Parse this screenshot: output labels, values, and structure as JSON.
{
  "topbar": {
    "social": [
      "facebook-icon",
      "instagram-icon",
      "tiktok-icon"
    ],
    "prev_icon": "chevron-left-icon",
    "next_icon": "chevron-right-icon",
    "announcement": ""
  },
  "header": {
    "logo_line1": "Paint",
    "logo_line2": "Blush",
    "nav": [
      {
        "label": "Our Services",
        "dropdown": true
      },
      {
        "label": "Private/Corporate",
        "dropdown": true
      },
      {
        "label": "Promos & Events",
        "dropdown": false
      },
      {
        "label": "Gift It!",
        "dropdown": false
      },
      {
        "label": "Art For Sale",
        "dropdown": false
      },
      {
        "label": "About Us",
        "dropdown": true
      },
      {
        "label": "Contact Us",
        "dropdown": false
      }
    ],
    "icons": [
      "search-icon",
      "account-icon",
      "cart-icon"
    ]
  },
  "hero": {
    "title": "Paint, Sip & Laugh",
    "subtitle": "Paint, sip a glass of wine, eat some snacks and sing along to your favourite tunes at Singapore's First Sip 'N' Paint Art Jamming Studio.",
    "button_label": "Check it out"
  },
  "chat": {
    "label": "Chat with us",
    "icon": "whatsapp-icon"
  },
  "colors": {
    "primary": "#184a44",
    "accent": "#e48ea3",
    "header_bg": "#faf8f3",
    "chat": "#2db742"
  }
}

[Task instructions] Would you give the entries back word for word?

[Solution to this exercise]
Parse this screenshot: output labels, values, and structure as JSON.
{
  "topbar": {
    "social": [
      "facebook-icon",
      "instagram-icon",
      "tiktok-icon"
    ],
    "prev_icon": "chevron-left-icon",
    "next_icon": "chevron-right-icon",
    "announcement": ""
  },
  "header": {
    "logo_line1": "Paint",
    "logo_line2": "Blush",
    "nav": [
      {
        "label": "Our Services",
        "dropdown": true
      },
      {
        "label": "Private/Corporate",
        "dropdown": true
      },
      {
        "label": "Promos & Events",
        "dropdown": false
      },
      {
        "label": "Gift It!",
        "dropdown": false
      },
      {
        "label": "Art For Sale",
        "dropdown": false
      },
      {
        "label": "About Us",
        "dropdown": true
      },
      {
        "label": "Contact Us",
        "dropdown": false
      }
    ],
    "icons": [
      "search-icon",
      "account-icon",
      "cart-icon"
    ]
  },
  "hero": {
    "title": "Paint, Sip & Laugh",
    "subtitle": "Paint, sip a glass of wine, eat some snacks and sing along to your favourite tunes at Singapore's First Sip 'N' Paint Art Jamming Studio.",
    "button_label": "Check it out"
  },
  "chat": {
    "label": "Chat with us",
    "icon": "whatsapp-icon"
  },
  "colors": {
    "primary": "#184a44",
    "accent": "#e48ea3",
    "header_bg": "#faf8f3",
    "chat": "#2db742"
  }
}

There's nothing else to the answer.